Everywhere you look there’s an opportunity for an interesting backdrop, you just have to decide if it’s right for you. Some examples could be:
High streets – café & storefronts, florists
If you decide you want indoor photos, you will need to make sure either the space gets lots of natural light, or your photographer has the appropriate lighting equipment. Consider kitchen, study or lounge areas near a big light-filled window. If your own home doesn’t get much natural light, consider hiring a hotel room, an AirBnB or ask that friend with the beautiful house if you can borrow some space for a few hours (I’ve done this before!).
9. Talk About the Editing Process
This is crucial!
If you have any preference for the editing process e.g. brighten the images as much as

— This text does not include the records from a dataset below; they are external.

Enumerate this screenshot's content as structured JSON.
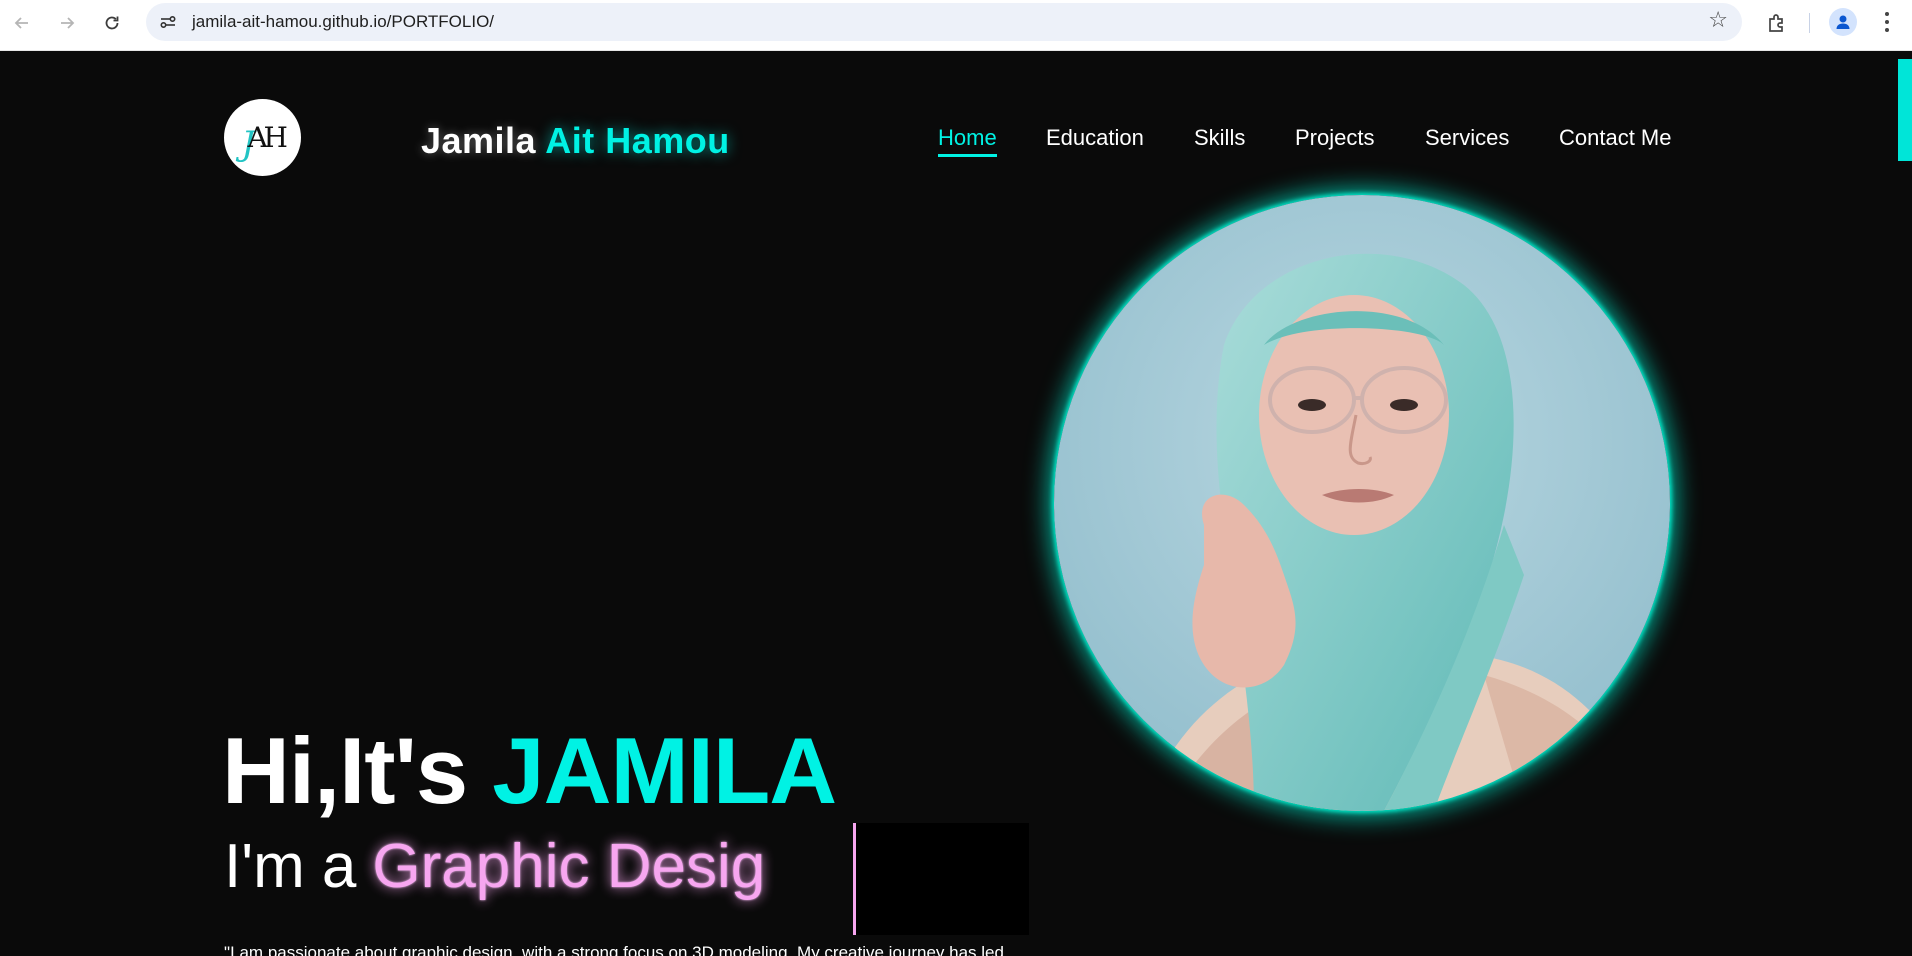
{
  "browser": {
    "url": "jamila-ait-hamou.github.io/PORTFOLIO/",
    "back_icon": "arrow-left-icon",
    "forward_icon": "arrow-right-icon",
    "reload_icon": "reload-icon"
  },
  "header": {
    "logo_letters": {
      "a": "A",
      "j": "J",
      "h": "H"
    },
    "brand_first": "Jamila",
    "brand_accent": "Ait Hamou",
    "nav": [
      "Home",
      "Education",
      "Skills",
      "Projects",
      "Services",
      "Contact Me"
    ],
    "active_nav": "Home"
  },
  "hero": {
    "greeting": "Hi,It's",
    "name": "JAMILA",
    "role_prefix": "I'm a",
    "role_typed": "Graphic Desig",
    "intro": "\"I am passionate about graphic design, with a strong focus on 3D modeling. My creative journey has led"
  },
  "colors": {
    "accent": "#00f2e4",
    "pink": "#f7a6f0",
    "background": "#0a0a0a"
  }
}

possible, create a dark, moody edit, crop the images in a certain way, etc, the planning stage is the perfect time to discuss that with your photographer. Here you can find out how much time they will need and whether they will show you a rough selection before editing or simply send you the final selection.
I find that a lot of my clients forget about this stage, but it is SO important!
In the week leading up to the shoot I advocate the following self-care regimen:
Drink plenty of water (2-3 litres a day) – flush toxins from the body and skin.
Eat well – you get out what you put in.
No alcohol the night before your shoot
Have a manicure – the camera will pick up every little detail especially if you are having close up hand shots, showing you working, writing, typing, on the phone or drinking coffee.
And my last piece of advice…HAVE FUN!!
You’ve taken the time to plan and invest in your business photography so make the most of it. Think happy thoughts, remember why you started your business, why you love what you do and just enjoy the process!